Dataset rows for apps and sites

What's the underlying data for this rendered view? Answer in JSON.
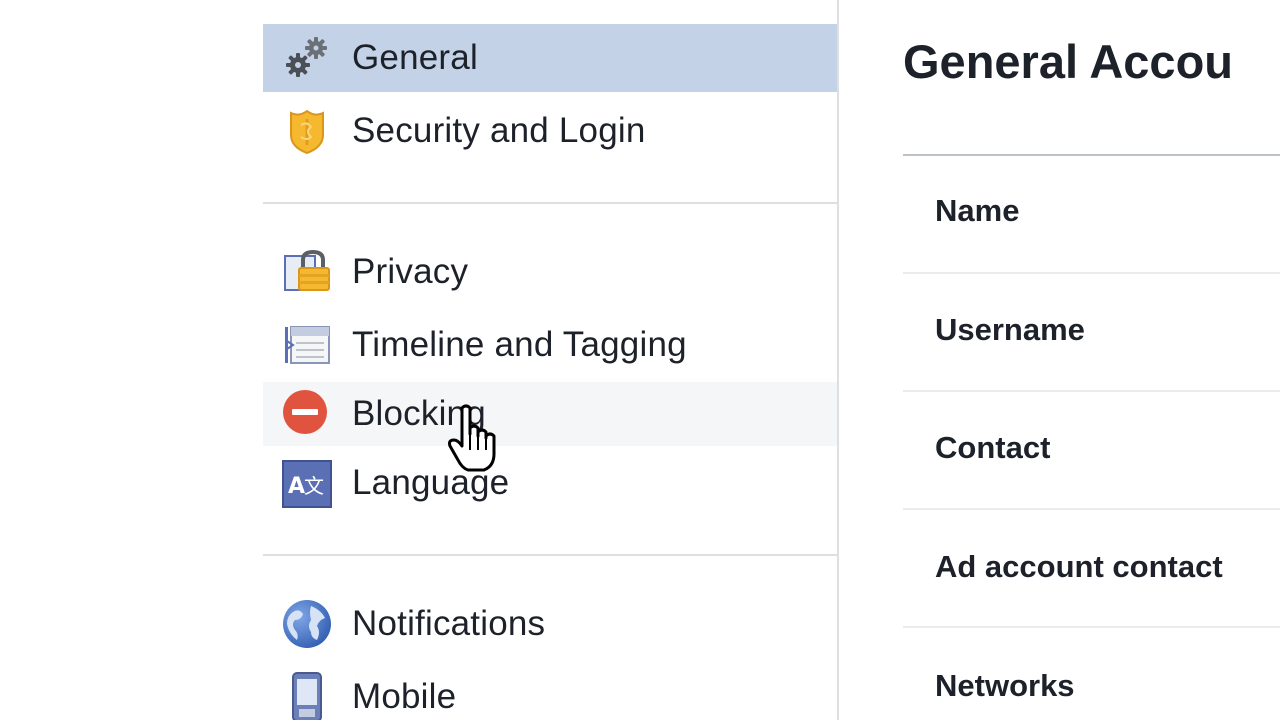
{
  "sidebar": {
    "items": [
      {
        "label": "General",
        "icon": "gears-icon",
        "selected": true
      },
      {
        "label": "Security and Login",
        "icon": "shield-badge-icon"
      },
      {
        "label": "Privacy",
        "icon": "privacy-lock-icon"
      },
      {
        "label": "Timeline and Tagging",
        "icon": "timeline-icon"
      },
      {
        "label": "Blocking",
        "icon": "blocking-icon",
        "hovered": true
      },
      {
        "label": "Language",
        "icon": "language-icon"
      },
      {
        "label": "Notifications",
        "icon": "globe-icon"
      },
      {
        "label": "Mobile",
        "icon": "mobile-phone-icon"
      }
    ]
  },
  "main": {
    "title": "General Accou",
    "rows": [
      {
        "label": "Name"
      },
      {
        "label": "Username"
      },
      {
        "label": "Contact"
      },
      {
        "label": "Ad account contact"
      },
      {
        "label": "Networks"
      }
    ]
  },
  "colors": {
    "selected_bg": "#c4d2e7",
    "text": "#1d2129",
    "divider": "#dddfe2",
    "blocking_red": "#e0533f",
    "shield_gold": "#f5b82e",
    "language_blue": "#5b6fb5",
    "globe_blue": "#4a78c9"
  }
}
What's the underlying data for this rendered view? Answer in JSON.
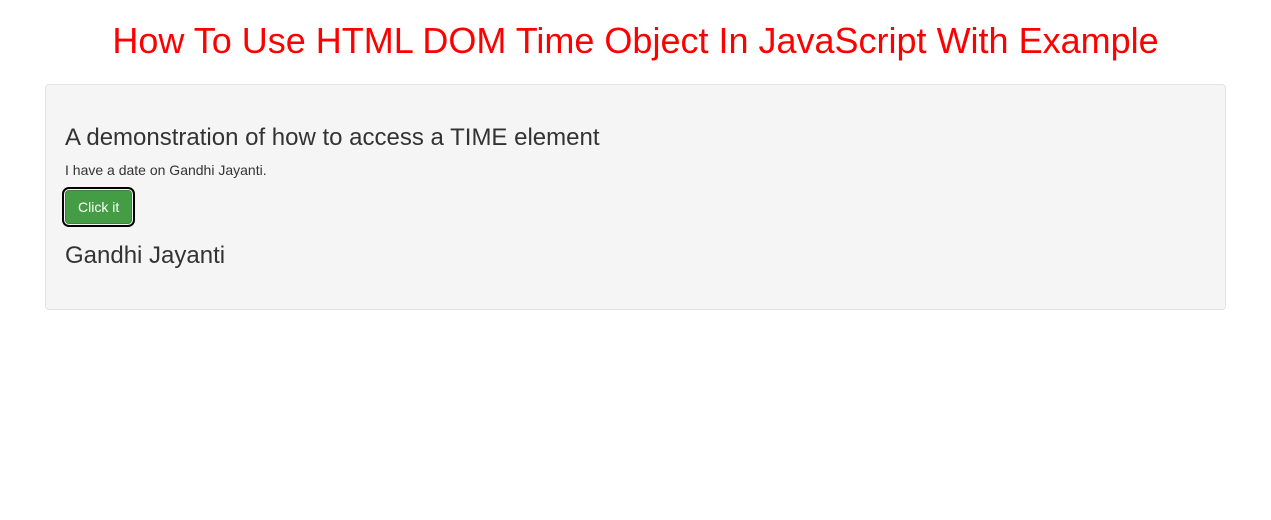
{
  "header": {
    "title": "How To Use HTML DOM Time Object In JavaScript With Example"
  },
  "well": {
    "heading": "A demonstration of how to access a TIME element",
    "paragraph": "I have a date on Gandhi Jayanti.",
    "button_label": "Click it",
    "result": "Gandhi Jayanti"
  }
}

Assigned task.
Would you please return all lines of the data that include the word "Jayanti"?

Solved problem.
    "paragraph": "I have a date on Gandhi Jayanti.",
    "result": "Gandhi Jayanti"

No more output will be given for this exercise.